[RECORDS FOR THIS EXERCISE Boundary: Start]
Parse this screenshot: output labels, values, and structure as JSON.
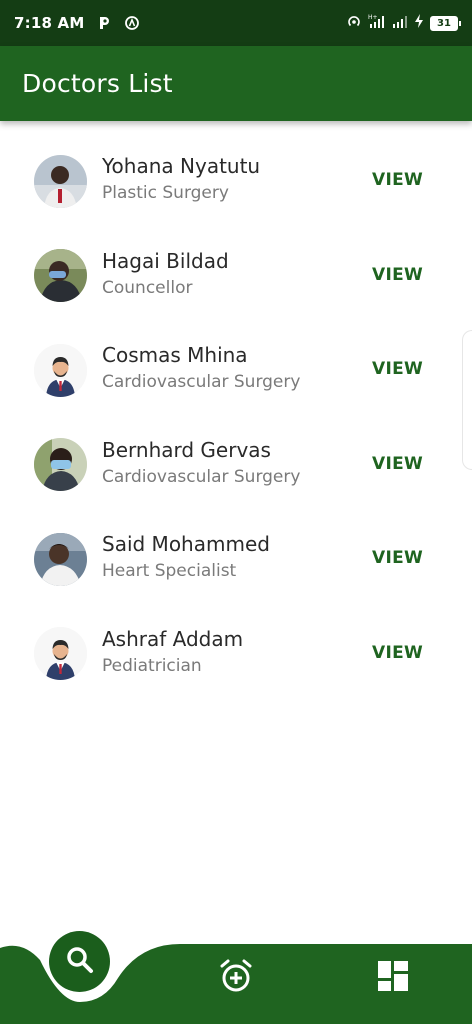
{
  "status_bar": {
    "time": "7:18 AM",
    "app_icon": "parking-p-icon",
    "icons": [
      "hotspot-icon",
      "signal-h-icon",
      "signal-icon",
      "charging-bolt-icon"
    ],
    "battery": "31"
  },
  "app_bar": {
    "title": "Doctors List",
    "color": "#1f6420"
  },
  "doctors": [
    {
      "name": "Yohana Nyatutu",
      "specialty": "Plastic Surgery",
      "action": "VIEW",
      "avatar": "photo"
    },
    {
      "name": "Hagai Bildad",
      "specialty": "Councellor",
      "action": "VIEW",
      "avatar": "photo"
    },
    {
      "name": "Cosmas Mhina",
      "specialty": "Cardiovascular Surgery",
      "action": "VIEW",
      "avatar": "default-avatar"
    },
    {
      "name": "Bernhard Gervas",
      "specialty": "Cardiovascular Surgery",
      "action": "VIEW",
      "avatar": "photo"
    },
    {
      "name": "Said Mohammed",
      "specialty": "Heart Specialist",
      "action": "VIEW",
      "avatar": "photo"
    },
    {
      "name": "Ashraf Addam",
      "specialty": "Pediatrician",
      "action": "VIEW",
      "avatar": "default-avatar"
    }
  ],
  "bottom_nav": {
    "items": [
      "search-icon",
      "add-alarm-icon",
      "dashboard-icon"
    ],
    "active": "search-icon",
    "color": "#1f6420"
  }
}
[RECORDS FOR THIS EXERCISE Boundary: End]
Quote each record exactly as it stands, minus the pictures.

Parse this screenshot: output labels, values, and structure as JSON.
{
  "status_bar": {
    "time": "7:18 AM",
    "app_icon": "parking-p-icon",
    "icons": [
      "hotspot-icon",
      "signal-h-icon",
      "signal-icon",
      "charging-bolt-icon"
    ],
    "battery": "31"
  },
  "app_bar": {
    "title": "Doctors List",
    "color": "#1f6420"
  },
  "doctors": [
    {
      "name": "Yohana Nyatutu",
      "specialty": "Plastic Surgery",
      "action": "VIEW",
      "avatar": "photo"
    },
    {
      "name": "Hagai Bildad",
      "specialty": "Councellor",
      "action": "VIEW",
      "avatar": "photo"
    },
    {
      "name": "Cosmas Mhina",
      "specialty": "Cardiovascular Surgery",
      "action": "VIEW",
      "avatar": "default-avatar"
    },
    {
      "name": "Bernhard Gervas",
      "specialty": "Cardiovascular Surgery",
      "action": "VIEW",
      "avatar": "photo"
    },
    {
      "name": "Said Mohammed",
      "specialty": "Heart Specialist",
      "action": "VIEW",
      "avatar": "photo"
    },
    {
      "name": "Ashraf Addam",
      "specialty": "Pediatrician",
      "action": "VIEW",
      "avatar": "default-avatar"
    }
  ],
  "bottom_nav": {
    "items": [
      "search-icon",
      "add-alarm-icon",
      "dashboard-icon"
    ],
    "active": "search-icon",
    "color": "#1f6420"
  }
}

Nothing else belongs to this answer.